While the debate goes on, the remote beach became better known. It attracted some families for an weekend outing there, with some adults and kids acting less than friendly to the marine-lives found on the beach, turning stones, throwing them away from their natural habitat, catching them and even killing them, for a free-meal or just for the fun of doing it. The environmentalists were alarmed and have organized a 50-member "ecological guard" to monitor the site after they found remains of starfish and sea urchins littering the area.
That reminds me of a documentary that I saw many years ago featuring IM Pei's conservation effort when in the 1900s he designed the Miho Museum for Shumei, an Shinto organization founded by Mihoko Koyama, one of the wealthiest Japanese women and the lady who founded the religious group. The stunning thing about the documentary was that a whole mountain was moved piece by piece to an interim location, with its plants, soils and everything; until the museum was completed underground when all would be transported back to be reconstructed exactly as before. I believe only the Japanese can support and execute this grand conservation project with such vision and precision!
When IM Pei first saw the mountains, he exclaimed, "This is Shangri-La". And madam Mihoko (Miho being the name of the museum) agreed and spared no fund in supporting Pei's grand design to conserve one of Japan's many Shangri-Las. As its says on Miho's official website:

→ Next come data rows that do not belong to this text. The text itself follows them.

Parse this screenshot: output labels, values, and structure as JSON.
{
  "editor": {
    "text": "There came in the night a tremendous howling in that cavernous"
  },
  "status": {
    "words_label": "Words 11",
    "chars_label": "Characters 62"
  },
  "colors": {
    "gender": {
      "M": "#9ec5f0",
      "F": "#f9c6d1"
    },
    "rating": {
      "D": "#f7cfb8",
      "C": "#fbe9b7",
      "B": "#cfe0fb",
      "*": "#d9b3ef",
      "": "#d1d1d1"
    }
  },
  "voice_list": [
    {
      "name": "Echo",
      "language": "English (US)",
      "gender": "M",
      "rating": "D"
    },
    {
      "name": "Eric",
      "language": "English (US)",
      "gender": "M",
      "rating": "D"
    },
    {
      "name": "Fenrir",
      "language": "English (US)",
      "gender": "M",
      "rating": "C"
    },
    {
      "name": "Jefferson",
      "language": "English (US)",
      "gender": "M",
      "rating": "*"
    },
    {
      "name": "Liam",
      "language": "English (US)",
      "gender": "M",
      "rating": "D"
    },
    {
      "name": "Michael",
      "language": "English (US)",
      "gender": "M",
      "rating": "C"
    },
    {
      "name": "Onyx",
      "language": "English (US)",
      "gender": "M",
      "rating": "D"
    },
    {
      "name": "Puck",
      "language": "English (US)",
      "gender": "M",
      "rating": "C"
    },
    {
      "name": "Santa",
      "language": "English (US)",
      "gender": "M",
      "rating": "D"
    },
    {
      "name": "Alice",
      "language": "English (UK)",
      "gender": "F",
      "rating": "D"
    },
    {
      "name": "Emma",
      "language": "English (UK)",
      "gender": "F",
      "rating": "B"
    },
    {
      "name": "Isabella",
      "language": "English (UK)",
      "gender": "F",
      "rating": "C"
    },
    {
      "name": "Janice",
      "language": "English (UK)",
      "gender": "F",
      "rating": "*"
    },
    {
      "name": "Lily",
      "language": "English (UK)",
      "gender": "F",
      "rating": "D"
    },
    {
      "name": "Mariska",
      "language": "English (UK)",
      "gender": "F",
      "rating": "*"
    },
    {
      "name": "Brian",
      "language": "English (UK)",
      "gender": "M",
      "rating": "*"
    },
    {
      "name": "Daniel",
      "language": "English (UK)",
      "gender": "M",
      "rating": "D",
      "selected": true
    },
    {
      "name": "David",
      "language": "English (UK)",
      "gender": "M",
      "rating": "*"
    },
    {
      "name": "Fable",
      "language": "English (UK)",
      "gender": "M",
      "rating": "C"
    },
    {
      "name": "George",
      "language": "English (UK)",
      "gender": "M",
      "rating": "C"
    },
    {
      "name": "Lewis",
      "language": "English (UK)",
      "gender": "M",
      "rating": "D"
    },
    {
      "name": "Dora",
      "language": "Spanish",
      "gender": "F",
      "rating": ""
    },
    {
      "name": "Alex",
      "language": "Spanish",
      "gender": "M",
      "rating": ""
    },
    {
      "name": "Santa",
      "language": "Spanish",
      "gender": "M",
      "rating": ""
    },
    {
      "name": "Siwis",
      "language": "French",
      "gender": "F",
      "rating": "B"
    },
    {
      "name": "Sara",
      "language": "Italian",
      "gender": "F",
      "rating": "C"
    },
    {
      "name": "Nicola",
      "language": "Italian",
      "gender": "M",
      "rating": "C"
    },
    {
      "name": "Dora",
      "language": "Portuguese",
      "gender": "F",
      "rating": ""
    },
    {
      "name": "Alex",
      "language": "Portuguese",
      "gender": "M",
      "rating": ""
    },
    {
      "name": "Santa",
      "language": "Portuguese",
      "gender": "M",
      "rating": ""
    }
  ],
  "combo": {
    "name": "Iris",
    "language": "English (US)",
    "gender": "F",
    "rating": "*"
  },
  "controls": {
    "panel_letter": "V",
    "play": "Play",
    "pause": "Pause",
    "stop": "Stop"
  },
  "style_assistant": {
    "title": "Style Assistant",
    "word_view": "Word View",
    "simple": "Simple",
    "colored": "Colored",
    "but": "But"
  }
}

80% of the museum's structure is beneath the earth so as to preserve its natural environment and to assimilate it into the surrounding scenery. This unique design clearly demonstrates the intention of its architect, I. M. Pei, to create a paradise on earth. When he first visited the site, he was moved to declare, "This is Shangri-La."